Perhaps in a moment of nostalgia, you once rented the 1946 movie The Harvey Girls, starring Judy Garland, Ray Bolger, and Angela Lansbury. In it, Garland’s character, Susan, is traveling by train through the West on her way to become a mail-order bride. On the way, she meets a crew of cheery young women en route to open and staff a Harvey House restaurant at a remote whistle stop. Susan decides to join them and adventure (and eventual romance with a handsome stranger) ensues.

Well, there really were Harvey girls and Harvey Houses, and many of them were in Texas. In their heyday, these roadside and railroad restaurants were where diners went for a Big Night Out. And, well, there really was a Fred Harvey, who served stomach-stuffing meals along the Santa Fe railroad for more than sixty years. Times change, fashions change, transportation changes, and today his name is virtually unknown. In Appetite for America, journalist Stephen Fried brings the forgotten Harvey to life, revealing an in-depth history of the man who Fried says was “the founding father of the American service industry” and who created one of the first nationally recognized American brands.
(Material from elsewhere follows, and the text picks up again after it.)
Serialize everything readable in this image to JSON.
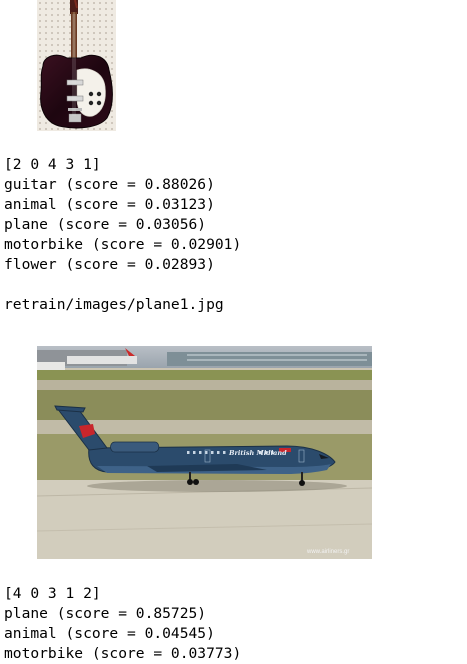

In its prime, the Fred Harvey empire included 65 restaurants, 60 dining cars, and a dozen hotels. Four of those hotels and about a dozen restaurants were at one point in Texas. Fred Harvey even staffed the largest female work force—the “Harvey Girls”—giving the company a reputation for “legendary marital prospects.” But before his success, Harvey was a poor English immigrant trying not to end up bankrupt like his father. Fried tells of how Harvey moved west and, with the completion of the first transcontinental railroad in 1869, began making money traveling as a freight agent.

Throughout the journey, Fried details each moment of Harvey’s life with meticulous facts and statistics, even pointing out a few dates that Harvey had purposely changed (Harvey claimed he came to America in 1850, but according to Fried’s research, he didn’t sail over until 1853). While riding the rails and eating “stomach-turning depot meals,” Harvey realized that he could reverse the American West’s reputation of being “hospitality-challenged.” Soon he was catering to celebrities, politicians, and royalty.

Fried not only tells of Harvey’s signature service, but also shows readers how he transformed the idea of a good meal in the Wild West. Before Harvey, Fried said, “Few Westerners had ever been served pink meat.” When describing the elaborate Harvey establishments, Fried makes the reader crave the old-class sophistication of dining and traveling on the Santa Fe.